“When we heard ‘safety’ [as a concern], we thought, well, maybe they thought a tree would fall on them,” he said. But it was, ‘There could be bears in there.’ They were really intimidated.”
So Audubon started a nature safety course. “We are trying to lower that barrier,” Hall said. “Anything we can do to lower barriers to getting people outside is top priority.”
What’s in a name?
Asked about the recent decision by the New York Audubon Society to drop Audubon from its name because John James Audubon was a slave owner, Hall becomes animated again.
He would like the focus to change from Audubon himself — a naturalist, woodsman, and painter who traveled North America in the early 19th century in an effort to document bird life — to why the organization was started in the first place.
Massachusetts cousins Harriet Hemenway and Minna Hall founded what’s now known as Mass Audubon in 1896, after they learned of the cruel way birds were treated for fashion. (In the 1870s and ’80s, feathers were plucked from the birds while they were still alive, and some hats featured entire stuffed birds.) Hemenway and Hall, who both had a passion for birds, enlisted other members of their privileged social circle to fight for avian protection. They named their conservation organization after Audubon.
“They organized, they mobilized, and they moved an entire nation to create a bird movement,” Hall said. “But that story doesn’t get told, it’s about someone’s name.”
By 1898, state-level Audubon societies had been established in Rhode Island, Connecticut, Maine, New Hampshire, Pennsylvania, New York, Illinois, Wisconsin, New Jersey, Ohio, Indiana, Tennessee, Minnesota, Texas, California, and the District of Columbia.
“We believe the Audubon name doesn’t have anything to do with the artist — it’s a very strong brand about birds and conservation,” said Hall, explaining why the Rhode Island organization declined to remove Audubon from its name.
The Audubon Society is currently spearheading an effort to manage what it calls “responsibility birds.”
In its recent report, The State of Our Birds, Part 1, the organization described the disturbing decline of the state’s birds, and outlined a plan to identify and protect responsibility birds as a way to determine the current health and needs of these species and create management plans across Audubon properties.
The report identifies nine responsibility birds — chimney swifts, barn swallows, common yellowthroats, prairie warblers, eastern towhees, black-and-white warblers, wood thrushes, scarlet tanagers, and red-winged blackbirds — that are easy to monitor, with loud, distinct vocalizations and conspicuous habits. These birds will be studied intensely, including population size, habitat use, and nesting success.

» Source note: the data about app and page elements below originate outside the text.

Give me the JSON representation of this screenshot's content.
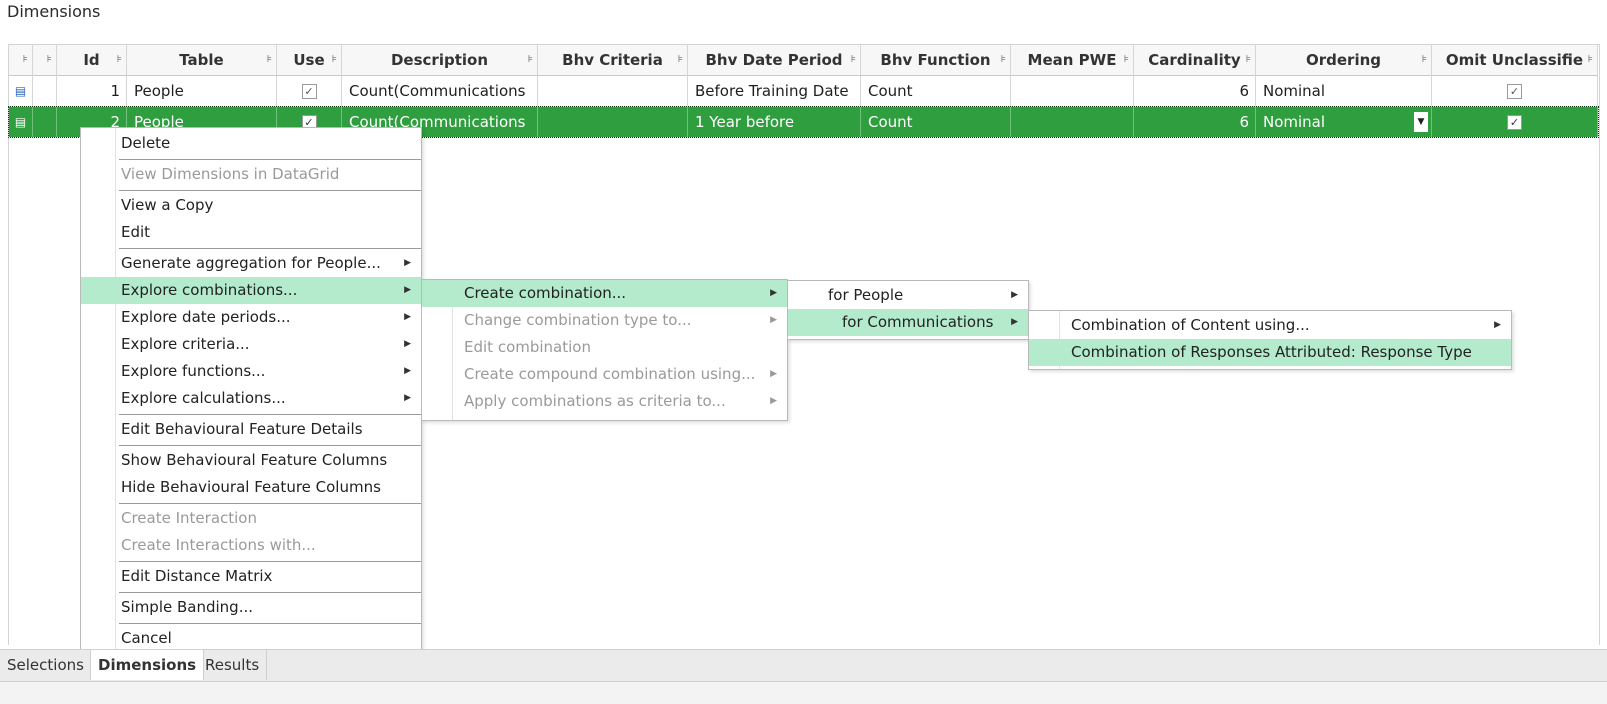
{
  "panel": {
    "title": "Dimensions"
  },
  "grid": {
    "columns": [
      "Id",
      "Table",
      "Use",
      "Description",
      "Bhv Criteria",
      "Bhv Date Period",
      "Bhv Function",
      "Mean PWE",
      "Cardinality",
      "Ordering",
      "Omit Unclassifie"
    ],
    "rows": [
      {
        "id": "1",
        "table": "People",
        "use": true,
        "description": "Count(Communications",
        "bhv_criteria": "",
        "bhv_date_period": "Before Training Date",
        "bhv_function": "Count",
        "mean_pwe": "",
        "cardinality": "6",
        "ordering": "Nominal",
        "omit_unclassified": true
      },
      {
        "id": "2",
        "table": "People",
        "use": true,
        "description": "Count(Communications",
        "bhv_criteria": "",
        "bhv_date_period": "1 Year before",
        "bhv_function": "Count",
        "mean_pwe": "",
        "cardinality": "6",
        "ordering": "Nominal",
        "omit_unclassified": true
      }
    ],
    "selected_row_color": "#2f9e3f"
  },
  "context_menu": {
    "items": [
      {
        "label": "Delete",
        "enabled": true
      },
      {
        "label": "View Dimensions in DataGrid",
        "enabled": false
      },
      {
        "label": "View a Copy",
        "enabled": true
      },
      {
        "label": "Edit",
        "enabled": true
      },
      {
        "label": "Generate aggregation for People...",
        "enabled": true,
        "submenu": true
      },
      {
        "label": "Explore combinations...",
        "enabled": true,
        "submenu": true,
        "highlighted": true
      },
      {
        "label": "Explore date periods...",
        "enabled": true,
        "submenu": true
      },
      {
        "label": "Explore criteria...",
        "enabled": true,
        "submenu": true
      },
      {
        "label": "Explore functions...",
        "enabled": true,
        "submenu": true
      },
      {
        "label": "Explore calculations...",
        "enabled": true,
        "submenu": true
      },
      {
        "label": "Edit Behavioural Feature Details",
        "enabled": true
      },
      {
        "label": "Show Behavioural Feature Columns",
        "enabled": true
      },
      {
        "label": "Hide Behavioural Feature Columns",
        "enabled": true
      },
      {
        "label": "Create Interaction",
        "enabled": false
      },
      {
        "label": "Create Interactions with...",
        "enabled": false
      },
      {
        "label": "Edit Distance Matrix",
        "enabled": true
      },
      {
        "label": "Simple Banding...",
        "enabled": true
      },
      {
        "label": "Cancel",
        "enabled": true
      }
    ]
  },
  "submenu_combinations": {
    "items": [
      {
        "label": "Create combination...",
        "enabled": true,
        "submenu": true,
        "highlighted": true
      },
      {
        "label": "Change combination type to...",
        "enabled": false,
        "submenu": true
      },
      {
        "label": "Edit combination",
        "enabled": false
      },
      {
        "label": "Create compound combination using...",
        "enabled": false,
        "submenu": true
      },
      {
        "label": "Apply combinations as criteria to...",
        "enabled": false,
        "submenu": true
      }
    ]
  },
  "submenu_create": {
    "items": [
      {
        "label": "for People",
        "submenu": true
      },
      {
        "label": "for Communications",
        "submenu": true,
        "highlighted": true
      }
    ]
  },
  "submenu_for_communications": {
    "items": [
      {
        "label": "Combination of Content using...",
        "submenu": true
      },
      {
        "label": "Combination of Responses Attributed: Response Type",
        "highlighted": true
      }
    ]
  },
  "tabs": {
    "items": [
      "Selections",
      "Dimensions",
      "Results"
    ],
    "active": "Dimensions"
  },
  "colors": {
    "menu_highlight": "#b3ebcc",
    "selected_row": "#2f9e3f"
  }
}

The nine birds are considered “umbrella species,” occupying similar habitats, eating similar foods, and nesting in similar locations as other birds; therefore, conserving one species may result in the conservation of other birds with like habits.
The organization is seeking volunteers who will be trained to monitor and collect data on the nine bird species on its refuges across the state and in Massachusetts. Those who are interested in joining the program can register for a training session here.